[[ DATA RECORDS open ]]
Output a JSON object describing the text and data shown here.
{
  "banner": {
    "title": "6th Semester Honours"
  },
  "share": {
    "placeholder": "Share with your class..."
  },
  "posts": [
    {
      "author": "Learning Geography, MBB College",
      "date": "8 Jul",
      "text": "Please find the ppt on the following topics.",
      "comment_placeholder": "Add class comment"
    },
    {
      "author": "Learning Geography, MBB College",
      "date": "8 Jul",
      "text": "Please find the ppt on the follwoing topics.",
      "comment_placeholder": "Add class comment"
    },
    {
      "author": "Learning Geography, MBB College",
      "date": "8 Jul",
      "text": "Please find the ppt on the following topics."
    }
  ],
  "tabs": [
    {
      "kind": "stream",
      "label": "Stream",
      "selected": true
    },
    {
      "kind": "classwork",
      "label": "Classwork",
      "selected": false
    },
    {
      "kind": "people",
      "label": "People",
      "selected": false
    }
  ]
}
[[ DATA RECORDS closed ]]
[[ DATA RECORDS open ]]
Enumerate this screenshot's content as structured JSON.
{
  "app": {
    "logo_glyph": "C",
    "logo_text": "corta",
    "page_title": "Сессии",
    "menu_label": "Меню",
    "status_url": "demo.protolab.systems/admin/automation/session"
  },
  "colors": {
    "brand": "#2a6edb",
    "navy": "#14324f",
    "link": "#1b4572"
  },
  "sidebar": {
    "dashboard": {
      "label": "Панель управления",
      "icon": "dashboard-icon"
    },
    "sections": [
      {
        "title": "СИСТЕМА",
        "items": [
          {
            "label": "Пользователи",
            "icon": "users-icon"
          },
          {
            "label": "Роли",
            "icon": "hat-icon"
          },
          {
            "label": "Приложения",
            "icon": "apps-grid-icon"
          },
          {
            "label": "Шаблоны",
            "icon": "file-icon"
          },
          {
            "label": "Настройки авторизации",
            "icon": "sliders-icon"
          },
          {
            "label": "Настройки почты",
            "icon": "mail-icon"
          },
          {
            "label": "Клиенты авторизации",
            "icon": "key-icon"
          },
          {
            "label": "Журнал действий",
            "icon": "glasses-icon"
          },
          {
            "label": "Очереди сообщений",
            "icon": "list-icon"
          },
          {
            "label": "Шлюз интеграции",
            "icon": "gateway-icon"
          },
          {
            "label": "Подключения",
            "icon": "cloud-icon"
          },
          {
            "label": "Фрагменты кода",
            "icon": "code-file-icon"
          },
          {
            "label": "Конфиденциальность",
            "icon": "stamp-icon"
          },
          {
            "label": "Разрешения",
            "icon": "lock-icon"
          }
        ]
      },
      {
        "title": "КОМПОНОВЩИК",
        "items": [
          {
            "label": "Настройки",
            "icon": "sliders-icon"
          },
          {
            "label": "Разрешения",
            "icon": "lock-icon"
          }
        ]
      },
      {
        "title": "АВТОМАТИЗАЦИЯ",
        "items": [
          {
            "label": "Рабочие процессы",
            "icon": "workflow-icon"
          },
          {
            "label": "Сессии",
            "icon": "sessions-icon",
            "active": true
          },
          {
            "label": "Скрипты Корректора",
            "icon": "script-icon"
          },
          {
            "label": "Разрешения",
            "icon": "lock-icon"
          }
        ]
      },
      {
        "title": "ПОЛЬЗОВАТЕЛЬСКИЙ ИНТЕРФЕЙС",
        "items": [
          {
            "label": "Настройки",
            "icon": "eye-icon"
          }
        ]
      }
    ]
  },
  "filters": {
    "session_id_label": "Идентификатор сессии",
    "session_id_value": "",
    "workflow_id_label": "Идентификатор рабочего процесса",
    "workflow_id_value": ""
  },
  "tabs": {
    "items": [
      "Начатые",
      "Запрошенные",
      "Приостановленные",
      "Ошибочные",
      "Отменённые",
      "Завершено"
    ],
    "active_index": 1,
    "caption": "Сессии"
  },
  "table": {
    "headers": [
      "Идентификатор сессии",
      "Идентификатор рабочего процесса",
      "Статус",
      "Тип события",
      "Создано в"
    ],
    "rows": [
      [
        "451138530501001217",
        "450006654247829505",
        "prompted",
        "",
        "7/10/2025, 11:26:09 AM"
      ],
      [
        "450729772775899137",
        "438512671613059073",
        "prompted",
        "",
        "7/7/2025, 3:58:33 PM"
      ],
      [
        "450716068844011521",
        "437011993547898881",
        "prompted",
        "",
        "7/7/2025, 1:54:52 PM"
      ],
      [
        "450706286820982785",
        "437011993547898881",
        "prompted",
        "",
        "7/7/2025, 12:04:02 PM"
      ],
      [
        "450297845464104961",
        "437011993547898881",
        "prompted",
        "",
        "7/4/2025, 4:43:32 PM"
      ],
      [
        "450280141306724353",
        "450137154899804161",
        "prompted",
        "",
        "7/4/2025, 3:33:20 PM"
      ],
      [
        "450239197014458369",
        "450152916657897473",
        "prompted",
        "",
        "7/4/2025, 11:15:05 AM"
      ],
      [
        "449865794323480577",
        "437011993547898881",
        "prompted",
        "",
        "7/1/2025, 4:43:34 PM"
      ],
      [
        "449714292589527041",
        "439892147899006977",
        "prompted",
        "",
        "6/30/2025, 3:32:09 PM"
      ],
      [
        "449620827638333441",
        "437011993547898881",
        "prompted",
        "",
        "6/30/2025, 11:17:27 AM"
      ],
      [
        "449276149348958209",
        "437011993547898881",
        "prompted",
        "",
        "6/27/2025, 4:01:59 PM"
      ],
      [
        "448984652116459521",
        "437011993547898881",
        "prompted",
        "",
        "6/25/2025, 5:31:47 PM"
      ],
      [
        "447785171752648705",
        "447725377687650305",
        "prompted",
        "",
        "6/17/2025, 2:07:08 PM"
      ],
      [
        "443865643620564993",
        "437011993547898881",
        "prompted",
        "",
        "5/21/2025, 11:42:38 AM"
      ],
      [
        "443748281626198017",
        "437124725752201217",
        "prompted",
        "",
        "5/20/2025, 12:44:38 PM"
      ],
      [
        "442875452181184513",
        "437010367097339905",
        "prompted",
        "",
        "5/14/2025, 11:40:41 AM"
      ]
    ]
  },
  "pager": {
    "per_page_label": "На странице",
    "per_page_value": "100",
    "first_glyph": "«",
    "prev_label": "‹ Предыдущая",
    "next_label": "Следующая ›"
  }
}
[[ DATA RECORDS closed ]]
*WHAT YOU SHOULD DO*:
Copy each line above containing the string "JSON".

*RESPONSE TO THE TASK*:
Output a JSON object describing the text and data shown here.
Enumerate this screenshot's content as structured JSON.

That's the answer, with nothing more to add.